- Opening Delimiter -

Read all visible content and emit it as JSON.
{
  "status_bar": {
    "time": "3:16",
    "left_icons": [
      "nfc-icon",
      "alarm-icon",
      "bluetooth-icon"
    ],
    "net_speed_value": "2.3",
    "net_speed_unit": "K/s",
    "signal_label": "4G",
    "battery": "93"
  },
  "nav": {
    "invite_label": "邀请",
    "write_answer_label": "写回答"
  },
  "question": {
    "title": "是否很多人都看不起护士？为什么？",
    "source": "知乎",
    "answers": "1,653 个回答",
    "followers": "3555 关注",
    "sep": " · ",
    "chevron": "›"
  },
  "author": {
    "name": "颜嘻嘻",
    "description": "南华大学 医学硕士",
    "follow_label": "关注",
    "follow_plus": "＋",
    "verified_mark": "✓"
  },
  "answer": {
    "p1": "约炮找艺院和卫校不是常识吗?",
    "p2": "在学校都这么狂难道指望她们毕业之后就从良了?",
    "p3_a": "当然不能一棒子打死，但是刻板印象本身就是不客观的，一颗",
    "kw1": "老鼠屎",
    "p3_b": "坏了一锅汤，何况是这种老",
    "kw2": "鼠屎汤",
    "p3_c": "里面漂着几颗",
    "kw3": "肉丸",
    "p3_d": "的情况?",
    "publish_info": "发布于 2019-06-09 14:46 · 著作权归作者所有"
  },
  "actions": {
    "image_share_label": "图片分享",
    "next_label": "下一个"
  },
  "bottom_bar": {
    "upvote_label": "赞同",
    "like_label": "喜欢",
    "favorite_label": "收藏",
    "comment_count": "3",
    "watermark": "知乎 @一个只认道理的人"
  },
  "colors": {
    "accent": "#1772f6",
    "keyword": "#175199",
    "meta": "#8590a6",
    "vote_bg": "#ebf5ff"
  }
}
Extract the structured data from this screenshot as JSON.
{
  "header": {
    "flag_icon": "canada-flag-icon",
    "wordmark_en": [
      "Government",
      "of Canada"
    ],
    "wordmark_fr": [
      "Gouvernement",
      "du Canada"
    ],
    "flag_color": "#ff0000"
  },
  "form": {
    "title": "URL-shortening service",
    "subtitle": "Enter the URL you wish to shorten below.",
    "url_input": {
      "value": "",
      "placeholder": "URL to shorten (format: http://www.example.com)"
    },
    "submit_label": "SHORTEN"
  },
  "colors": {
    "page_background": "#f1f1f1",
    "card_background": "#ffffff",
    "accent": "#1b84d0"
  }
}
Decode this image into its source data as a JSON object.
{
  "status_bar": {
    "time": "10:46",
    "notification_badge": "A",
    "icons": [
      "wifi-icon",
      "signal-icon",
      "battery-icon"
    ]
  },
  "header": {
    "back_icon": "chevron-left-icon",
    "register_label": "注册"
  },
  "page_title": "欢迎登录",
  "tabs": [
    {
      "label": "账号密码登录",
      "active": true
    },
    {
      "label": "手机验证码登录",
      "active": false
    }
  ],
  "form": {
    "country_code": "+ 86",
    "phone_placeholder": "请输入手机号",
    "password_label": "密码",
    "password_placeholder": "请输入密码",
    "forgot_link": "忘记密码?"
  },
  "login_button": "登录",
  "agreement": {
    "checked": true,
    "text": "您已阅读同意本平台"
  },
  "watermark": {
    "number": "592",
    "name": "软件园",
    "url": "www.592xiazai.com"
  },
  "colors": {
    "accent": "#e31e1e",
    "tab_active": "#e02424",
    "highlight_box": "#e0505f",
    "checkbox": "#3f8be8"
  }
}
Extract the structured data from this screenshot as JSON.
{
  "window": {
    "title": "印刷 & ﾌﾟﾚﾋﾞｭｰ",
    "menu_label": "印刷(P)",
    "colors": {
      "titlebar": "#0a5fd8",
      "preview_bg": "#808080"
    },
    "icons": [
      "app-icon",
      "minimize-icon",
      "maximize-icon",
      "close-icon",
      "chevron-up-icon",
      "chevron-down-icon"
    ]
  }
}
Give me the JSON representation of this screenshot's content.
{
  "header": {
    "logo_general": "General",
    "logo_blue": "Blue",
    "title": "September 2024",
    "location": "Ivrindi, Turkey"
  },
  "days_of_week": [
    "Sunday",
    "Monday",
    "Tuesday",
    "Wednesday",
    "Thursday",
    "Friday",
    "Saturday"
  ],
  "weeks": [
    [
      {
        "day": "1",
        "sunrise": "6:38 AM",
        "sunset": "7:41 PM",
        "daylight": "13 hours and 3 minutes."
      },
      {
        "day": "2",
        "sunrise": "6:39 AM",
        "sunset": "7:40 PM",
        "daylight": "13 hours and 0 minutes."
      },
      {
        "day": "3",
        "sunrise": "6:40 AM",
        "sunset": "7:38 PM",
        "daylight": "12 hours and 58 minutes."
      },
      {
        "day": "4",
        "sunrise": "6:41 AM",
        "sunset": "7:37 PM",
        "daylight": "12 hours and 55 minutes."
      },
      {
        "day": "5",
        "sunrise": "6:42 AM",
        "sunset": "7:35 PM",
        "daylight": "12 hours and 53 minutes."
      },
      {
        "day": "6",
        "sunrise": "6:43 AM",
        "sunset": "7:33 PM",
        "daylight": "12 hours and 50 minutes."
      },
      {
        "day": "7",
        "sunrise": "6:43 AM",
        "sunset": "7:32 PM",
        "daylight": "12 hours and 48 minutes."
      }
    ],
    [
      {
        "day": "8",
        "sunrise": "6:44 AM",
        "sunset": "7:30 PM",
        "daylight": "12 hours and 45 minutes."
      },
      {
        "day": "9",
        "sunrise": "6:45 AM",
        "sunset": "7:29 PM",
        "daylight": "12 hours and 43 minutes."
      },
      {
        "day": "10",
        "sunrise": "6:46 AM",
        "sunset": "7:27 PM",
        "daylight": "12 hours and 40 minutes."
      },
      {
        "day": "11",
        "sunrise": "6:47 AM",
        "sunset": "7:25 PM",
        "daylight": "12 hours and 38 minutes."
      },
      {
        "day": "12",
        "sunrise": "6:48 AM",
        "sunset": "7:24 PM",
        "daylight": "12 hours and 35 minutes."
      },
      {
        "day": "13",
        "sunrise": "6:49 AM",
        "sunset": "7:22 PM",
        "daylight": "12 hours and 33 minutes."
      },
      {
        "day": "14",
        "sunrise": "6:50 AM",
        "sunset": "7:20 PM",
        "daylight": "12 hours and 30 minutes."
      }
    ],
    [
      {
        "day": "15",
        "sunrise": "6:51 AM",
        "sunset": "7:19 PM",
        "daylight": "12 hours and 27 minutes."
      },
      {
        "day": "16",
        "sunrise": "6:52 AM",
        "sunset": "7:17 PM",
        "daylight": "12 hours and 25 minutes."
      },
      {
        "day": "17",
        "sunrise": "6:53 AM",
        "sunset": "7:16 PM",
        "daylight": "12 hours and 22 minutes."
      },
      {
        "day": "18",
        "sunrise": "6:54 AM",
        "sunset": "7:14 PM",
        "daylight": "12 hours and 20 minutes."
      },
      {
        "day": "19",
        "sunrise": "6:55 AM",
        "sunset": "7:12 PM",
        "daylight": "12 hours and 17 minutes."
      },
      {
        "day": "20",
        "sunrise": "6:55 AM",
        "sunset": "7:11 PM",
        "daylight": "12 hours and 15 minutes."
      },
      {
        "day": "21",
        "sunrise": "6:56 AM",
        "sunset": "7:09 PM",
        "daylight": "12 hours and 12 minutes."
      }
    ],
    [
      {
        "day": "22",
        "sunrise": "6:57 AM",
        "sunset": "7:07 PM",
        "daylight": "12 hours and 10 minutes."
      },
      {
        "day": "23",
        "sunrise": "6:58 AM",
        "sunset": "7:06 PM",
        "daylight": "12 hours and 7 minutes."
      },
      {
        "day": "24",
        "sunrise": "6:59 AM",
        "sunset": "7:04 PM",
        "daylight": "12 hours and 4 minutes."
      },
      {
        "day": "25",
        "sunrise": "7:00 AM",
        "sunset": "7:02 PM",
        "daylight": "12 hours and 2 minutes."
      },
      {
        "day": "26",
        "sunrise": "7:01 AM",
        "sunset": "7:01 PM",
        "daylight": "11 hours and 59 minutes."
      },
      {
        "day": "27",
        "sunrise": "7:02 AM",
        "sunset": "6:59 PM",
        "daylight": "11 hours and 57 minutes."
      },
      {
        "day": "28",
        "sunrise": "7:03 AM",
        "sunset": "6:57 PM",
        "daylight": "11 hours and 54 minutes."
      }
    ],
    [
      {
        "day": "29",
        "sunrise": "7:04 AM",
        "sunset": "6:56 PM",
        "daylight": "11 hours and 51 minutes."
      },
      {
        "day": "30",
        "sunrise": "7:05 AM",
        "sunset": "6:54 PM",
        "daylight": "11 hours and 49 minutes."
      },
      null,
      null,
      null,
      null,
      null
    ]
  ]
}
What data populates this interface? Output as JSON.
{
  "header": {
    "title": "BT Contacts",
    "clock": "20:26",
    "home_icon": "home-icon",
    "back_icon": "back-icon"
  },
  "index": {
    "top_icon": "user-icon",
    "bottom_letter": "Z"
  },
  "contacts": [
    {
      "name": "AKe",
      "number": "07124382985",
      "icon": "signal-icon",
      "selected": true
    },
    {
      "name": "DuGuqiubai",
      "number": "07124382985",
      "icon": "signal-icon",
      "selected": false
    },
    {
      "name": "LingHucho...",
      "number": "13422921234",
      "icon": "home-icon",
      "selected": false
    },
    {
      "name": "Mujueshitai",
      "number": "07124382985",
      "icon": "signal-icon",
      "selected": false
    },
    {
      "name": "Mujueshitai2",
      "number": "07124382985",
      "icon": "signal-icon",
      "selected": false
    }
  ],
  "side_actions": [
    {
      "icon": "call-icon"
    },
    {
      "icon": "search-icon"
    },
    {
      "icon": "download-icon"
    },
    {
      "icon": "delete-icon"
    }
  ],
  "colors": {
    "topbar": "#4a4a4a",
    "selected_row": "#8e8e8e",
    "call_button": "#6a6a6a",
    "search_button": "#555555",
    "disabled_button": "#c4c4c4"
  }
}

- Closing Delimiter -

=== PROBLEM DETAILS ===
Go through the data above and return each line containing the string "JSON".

=== ANSWER TO THE PROBLEM ===
Read all visible content and emit it as JSON.
Extract the structured data from this screenshot as JSON.
Decode this image into its source data as a JSON object.
Extract the structured data from this screenshot as JSON.
Give me the JSON representation of this screenshot's content.
What data populates this interface? Output as JSON.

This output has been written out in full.